The State Judicial Council convened Thursday, Dec. 5, to discuss judicial branch reforms and to push for increased funding. 

“We need to think about adequately staffing our branch of government,” Chief Justice Cheri Beasley said during her address to the council. “We need to think about innovative case management solutions such as drug treatment court, mental health court and family courts. And we also have to work on evidence-based pretrial justice practices that keep our communities safe.”

Law professors and judicial branch employees called for improved case management, bail reform, and improved drug treatment courts. The council, a group mainly of judges and attorneys which reviews funding of the judicial branch, wants to develop legislative proposals by September, before the General Assembly’s next budget session in 2021. 

It was the first time the council had convened in five years, at Beasley’s direction. During the interim, Chief Justice Mark Martin led the N.C. Commission on the Administration of Law and Justice to address many similar reforms. The commission, composed of more than 70 judges, attorneys, and lay people, spent 15 months on a comprehensive review of the judicial branch. 

One outcome from the commission’s recommendations: Raise the Age legislation, increasing the age from 16 to 18 most juveniles charged with low-level offenses would be handled by the adult correction system. The law became effective Dec. 2. 

Outdated technology
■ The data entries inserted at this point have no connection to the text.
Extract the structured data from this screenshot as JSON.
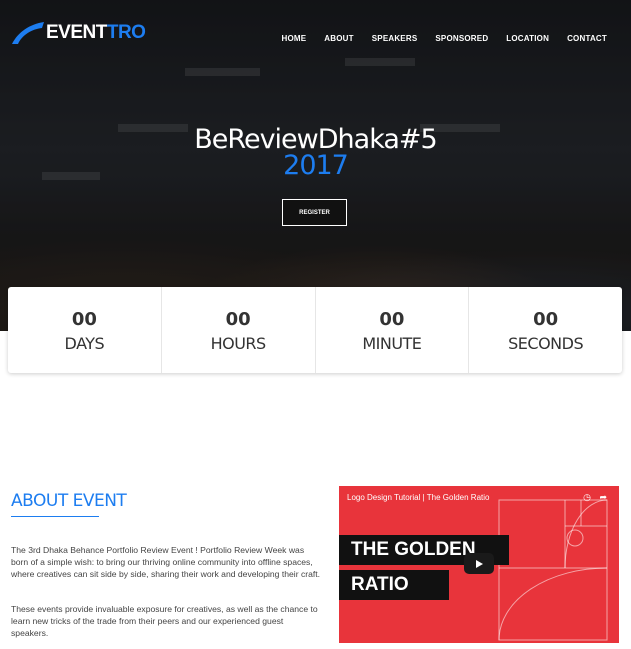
{
  "brand": {
    "name_part1": "EVENT",
    "name_part2": "TRO",
    "accent": "#1d7df0"
  },
  "nav": [
    "HOME",
    "ABOUT",
    "SPEAKERS",
    "SPONSORED",
    "LOCATION",
    "CONTACT"
  ],
  "hero": {
    "title": "BeReviewDhaka#5",
    "year": "2017",
    "register_label": "REGISTER"
  },
  "countdown": [
    {
      "value": "00",
      "label": "DAYS"
    },
    {
      "value": "00",
      "label": "HOURS"
    },
    {
      "value": "00",
      "label": "MINUTE"
    },
    {
      "value": "00",
      "label": "SECONDS"
    }
  ],
  "about": {
    "title": "ABOUT EVENT",
    "p1": "The 3rd Dhaka Behance Portfolio Review Event ! Portfolio Review Week was born of a simple wish: to bring our thriving online community into offline spaces, where creatives can sit side by side, sharing their work and developing their craft.",
    "p2": "These events provide invaluable exposure for creatives, as well as the chance to learn new tricks of the trade from their peers and our experienced guest speakers."
  },
  "video": {
    "title": "Logo Design Tutorial | The Golden Ratio",
    "line1": "THE GOLDEN",
    "line2": "RATIO",
    "bg_color": "#e8343b"
  }
}
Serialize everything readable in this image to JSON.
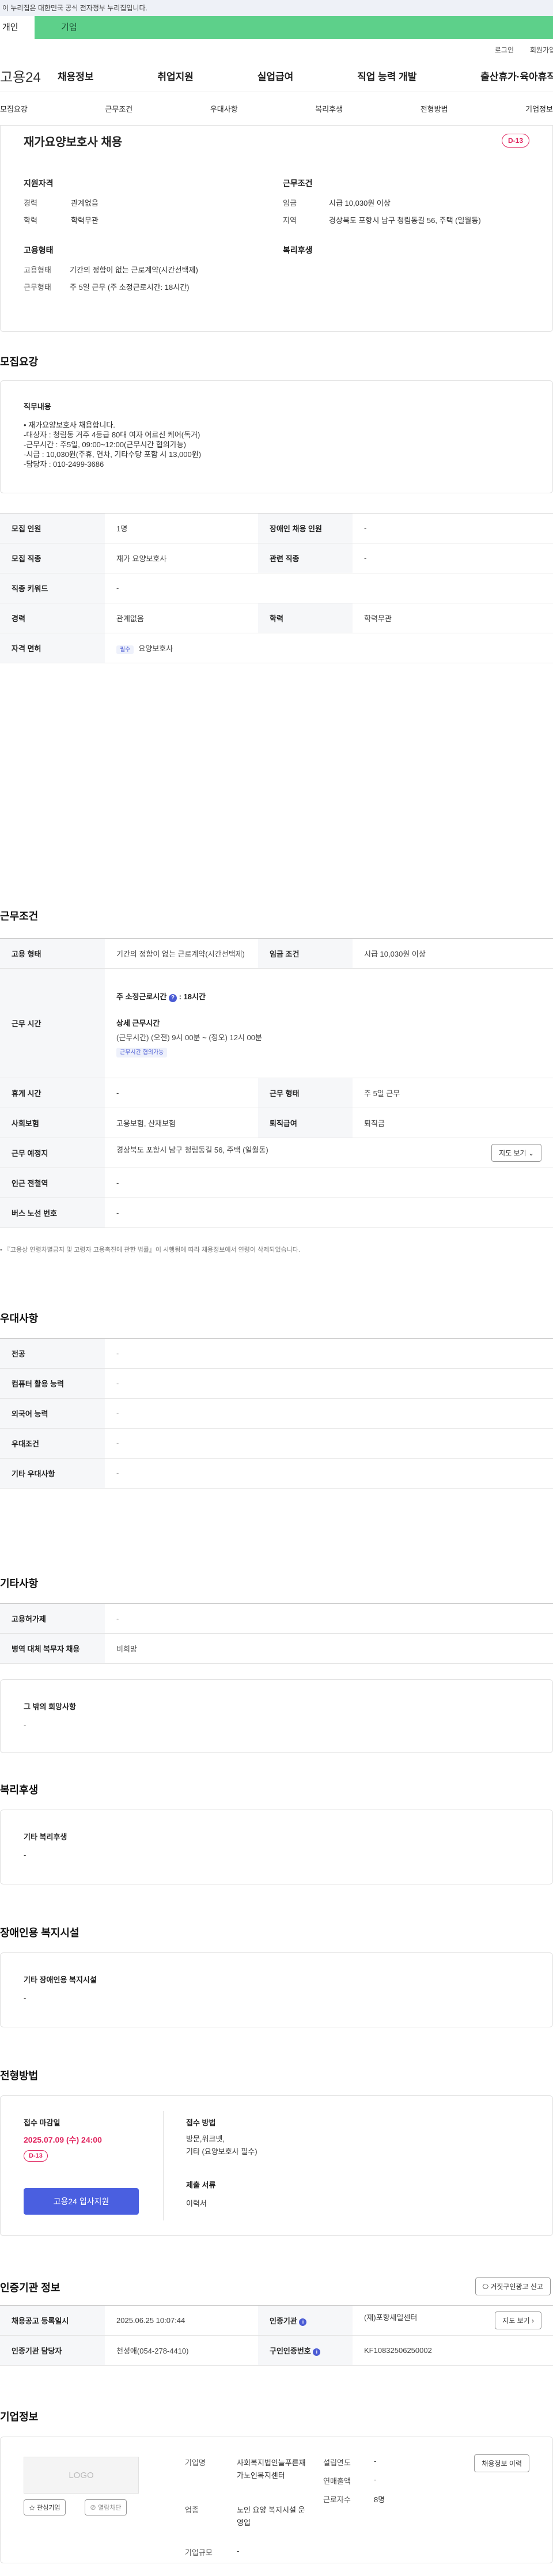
{
  "gov_banner": "이 누리집은 대한민국 공식 전자정부 누리집입니다.",
  "tabs": {
    "person": "개인",
    "company": "기업"
  },
  "util": {
    "login": "로그인",
    "signup": "회원가입"
  },
  "gnb": {
    "logo": "고용24",
    "menu": [
      "채용정보",
      "취업지원",
      "실업급여",
      "직업 능력 개발",
      "출산휴가·육아휴직"
    ]
  },
  "snb": [
    "모집요강",
    "근무조건",
    "우대사항",
    "복리후생",
    "전형방법",
    "기업정보"
  ],
  "summary": {
    "title": "재가요양보호사 채용",
    "dday": "D-13",
    "qual_title": "지원자격",
    "cond_title": "근무조건",
    "emp_title": "고용형태",
    "welfare_title": "복리후생",
    "qual": [
      {
        "k": "경력",
        "v": "관계없음"
      },
      {
        "k": "학력",
        "v": "학력무관"
      }
    ],
    "cond": [
      {
        "k": "임금",
        "v": "시급 10,030원 이상"
      },
      {
        "k": "지역",
        "v": "경상북도 포항시 남구 청림동길 56, 주택 (일월동)"
      }
    ],
    "emp": [
      {
        "k": "고용형태",
        "v": "기간의 정함이 없는 근로계약(시간선택제)"
      },
      {
        "k": "근무형태",
        "v": "주 5일 근무 (주 소정근로시간: 18시간)"
      }
    ]
  },
  "recruit": {
    "title": "모집요강",
    "duty_title": "직무내용",
    "duty_lines": [
      "• 재가요양보호사 채용합니다.",
      "-대상자 : 청림동 거주 4등급 80대 여자 어르신 케어(독거)",
      "-근무시간 : 주5일, 09:00~12:00(근무시간 협의가능)",
      "-시급 : 10,030원(주휴, 연차, 기타수당 포함 시 13,000원)",
      "-담당자 : 010-2499-3686"
    ],
    "rows": [
      {
        "k1": "모집 인원",
        "v1": "1명",
        "k2": "장애인 채용 인원",
        "v2": "-"
      },
      {
        "k1": "모집 직종",
        "v1": "재가 요양보호사",
        "k2": "관련 직종",
        "v2": "-"
      },
      {
        "k1": "직종 키워드",
        "v1": "-"
      },
      {
        "k1": "경력",
        "v1": "관계없음",
        "k2": "학력",
        "v2": "학력무관"
      }
    ],
    "license_label": "자격 면허",
    "license_tag": "필수",
    "license_value": "요양보호사"
  },
  "condition": {
    "title": "근무조건",
    "r1": {
      "k1": "고용 형태",
      "v1": "기간의 정함이 없는 근로계약(시간선택제)",
      "k2": "임금 조건",
      "v2": "시급 10,030원 이상"
    },
    "work_time_label": "근무 시간",
    "weekly": "주 소정근로시간",
    "weekly_val": ": 18시간",
    "detail_title": "상세 근무시간",
    "detail_line": "(근무시간) (오전) 9시 00분 ~ (정오) 12시 00분",
    "tag": "근무시간 협의가능",
    "r3": {
      "k1": "휴게 시간",
      "v1": "-",
      "k2": "근무 형태",
      "v2": "주 5일 근무"
    },
    "r4": {
      "k1": "사회보험",
      "v1": "고용보험, 산재보험",
      "k2": "퇴직급여",
      "v2": "퇴직금"
    },
    "place_label": "근무 예정지",
    "place_val": "경상북도 포항시 남구 청림동길 56, 주택 (일월동)",
    "map_btn": "지도 보기",
    "subway_label": "인근 전철역",
    "subway_val": "-",
    "bus_label": "버스 노선 번호",
    "bus_val": "-",
    "note": "• 『고용상 연령차별금지 및 고령자 고용촉진에 관한 법률』이 시행됨에 따라 채용정보에서 연령이 삭제되었습니다."
  },
  "prefer": {
    "title": "우대사항",
    "rows": [
      {
        "k": "전공",
        "v": "-"
      },
      {
        "k": "컴퓨터 활용 능력",
        "v": "-"
      },
      {
        "k": "외국어 능력",
        "v": "-"
      },
      {
        "k": "우대조건",
        "v": "-"
      },
      {
        "k": "기타 우대사항",
        "v": "-"
      }
    ]
  },
  "etc": {
    "title": "기타사항",
    "rows": [
      {
        "k": "고용허가제",
        "v": "-"
      },
      {
        "k": "병역 대체 복무자 채용",
        "v": "비희망"
      }
    ],
    "extra_title": "그 밖의 희망사항",
    "extra_val": "-"
  },
  "welfare": {
    "title": "복리후생",
    "box_title": "기타 복리후생",
    "box_val": "-"
  },
  "disability": {
    "title": "장애인용 복지시설",
    "box_title": "기타 장애인용 복지시설",
    "box_val": "-"
  },
  "selection": {
    "title": "전형방법",
    "deadline_label": "접수 마감일",
    "deadline": "2025.07.09 (수) 24:00",
    "dday": "D-13",
    "apply_btn": "고용24 입사지원",
    "method_label": "접수 방법",
    "method_lines": [
      "방문,워크넷,",
      "기타 (요양보호사 필수)"
    ],
    "docs_label": "제출 서류",
    "docs_val": "이력서"
  },
  "cert": {
    "title": "인증기관 정보",
    "report_btn": "거짓구인광고 신고",
    "r1": {
      "k1": "채용공고 등록일시",
      "v1": "2025.06.25 10:07:44",
      "k2": "인증기관",
      "v2": "(재)포항새일센터",
      "btn": "지도 보기"
    },
    "r2": {
      "k1": "인증기관 담당자",
      "v1": "천성애(054-278-4410)",
      "k2": "구인인증번호",
      "v2": "KF10832506250002"
    }
  },
  "company": {
    "title": "기업정보",
    "logo": "LOGO",
    "fav_btn": "관심기업",
    "block_btn": "열람차단",
    "name_label": "기업명",
    "name_val": "사회복지법인늘푸른재가노인복지센터",
    "est_label": "설립연도",
    "est_val": "-",
    "sales_label": "연매출액",
    "sales_val": "-",
    "emp_label": "근로자수",
    "emp_val": "8명",
    "ind_label": "업종",
    "ind_val": "노인 요양 복지시설 운영업",
    "size_label": "기업규모",
    "size_val": "-",
    "history_btn": "채용정보 이력"
  }
}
If someone wanted to review most North Carolina trial-level lawsuits say, the “Silent Sam” case involving a controversial settlement over a Confederate monument chances are the legal documents aren’t online. Unless the presiding judge or one of the attorneys wants the filings published, the only way to access them would be to travel to the host county’s courthouse and read a copy.

“We’re at least 30 years behind other court systems,” said Campbell Law School Dean Rich Leonard, who chaired one of the task forces responsible for rolling out an electronic case management system for the federal courts. The federal courts were dealing with a similar, decades-old system. 

“It’s hard to get access, and this deprives people of basic justice.”

North Carolina’s criminal filing systems are more than three decades old. Civil systems are more than 20 years old. Employees deal mostly with paper, and sometimes pre-2000 greenscreen computer technology.  

Without a contemporary case-management system, it’s difficult both for lawyers inside the system and people outside the system to access information, Leonard said.

“If I were in the legislature, new judicial system technology would be my highest funding priority,” Leonard said. “I think it would change the perception of justice in this state if all the information about cases were available remotely in searchable databases.”

When Leonard helped design an updated electronic system for the federal courts, it largely paid for itself, he said. The system charges users a fee, causing millions to pour back into the courts.

Rep. Sarah Stevens, R-Surry, chair of the House Judiciary Committee, agreed the judicial system could improve its technology. But during a discussion on technology within the past two terms, the Administrative Office of the Courts wanted lawmakers to focus on Raise the Age funding.

It’s unclear whether Raise the Age will require more money, Stevens said. Some advocates say Raise the Age will eventually pay for itself, as recidivism decreases and courts see fewer cases. 

In the end, squeaky wheels get the grease, she said. Oftentimes, education, which reaches near 58% of the state’s budget, gets top priority. Then come health and human services, prisons, parks, and cultural affairs, Stevens said. 

Budget concerns

Several council presenters emphasized budget concerns. North Carolina’s judicial system comprises 2.3% of the state’s General Fund budget, or $558 million. More than 90% of that goes to personnel salaries and benefits. The total doesn’t include the prison system, which falls under the executive branch.

Compared with other states, North Carolina ranks 48th on judicial spending per capita, based on a census data analysis by Joe Coletti, senior fellow at the John Locke Foundation. But it ranks 23rd when you compare the state expenditures alone, Coletti said. That’s largely because North Carolina has a unified court system, with 85% of its funding coming from the state. Other states rely more on local funding than does North Carolina. 

Justice Robin Hudson, who led the Judicial Council meeting, said the session gave the council a boost as it launches into a reform of the state court system.

“Improving the branch and ensuring public confidence in it is important to our success,” she said.